» Exercise prompt
Images are to be left out; everything else in the records gets copied exactly.

################

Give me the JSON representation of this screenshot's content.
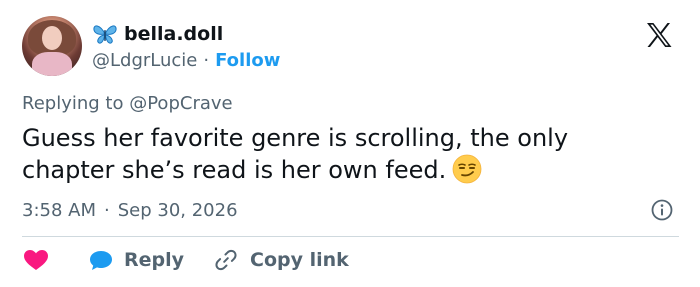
{
  "author": {
    "display_name": "bella.doll",
    "handle": "@LdgrLucie",
    "separator": "·",
    "follow_label": "Follow"
  },
  "reply_context": {
    "prefix": "Replying to",
    "handle": "@PopCrave"
  },
  "tweet": {
    "text": "Guess her favorite genre is scrolling, the only chapter she’s read is her own feed."
  },
  "meta": {
    "time": "3:58 AM",
    "separator": "·",
    "date": "Sep 30, 2026"
  },
  "actions": {
    "reply_label": "Reply",
    "copy_link_label": "Copy link"
  },
  "icons": {
    "brand": "x-logo-icon",
    "verified_emoji": "butterfly-icon",
    "like": "heart-icon",
    "reply": "reply-bubble-icon",
    "copy": "link-icon",
    "info": "info-icon",
    "emoji": "smirk-emoji"
  },
  "colors": {
    "text": "#0f1419",
    "secondary": "#536471",
    "accent": "#1d9bf0",
    "heart": "#f91880",
    "divider": "#cfd9de"
  }
}
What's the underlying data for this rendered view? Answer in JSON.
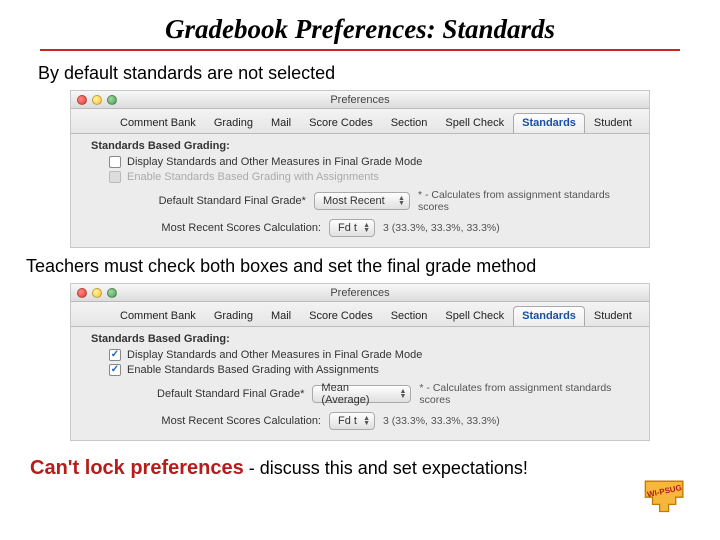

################

» Answer
Give me the JSON representation of this screenshot's content.
{
  "author": {
    "display_name": "bella.doll",
    "handle": "@LdgrLucie",
    "separator": "·",
    "follow_label": "Follow"
  },
  "reply_context": {
    "prefix": "Replying to",
    "handle": "@PopCrave"
  },
  "tweet": {
    "text": "Guess her favorite genre is scrolling, the only chapter she’s read is her own feed."
  },
  "meta": {
    "time": "3:58 AM",
    "separator": "·",
    "date": "Sep 30, 2026"
  },
  "actions": {
    "reply_label": "Reply",
    "copy_link_label": "Copy link"
  },
  "icons": {
    "brand": "x-logo-icon",
    "verified_emoji": "butterfly-icon",
    "like": "heart-icon",
    "reply": "reply-bubble-icon",
    "copy": "link-icon",
    "info": "info-icon",
    "emoji": "smirk-emoji"
  },
  "colors": {
    "text": "#0f1419",
    "secondary": "#536471",
    "accent": "#1d9bf0",
    "heart": "#f91880",
    "divider": "#cfd9de"
  }
}
What's the underlying data for this rendered view? Answer in JSON.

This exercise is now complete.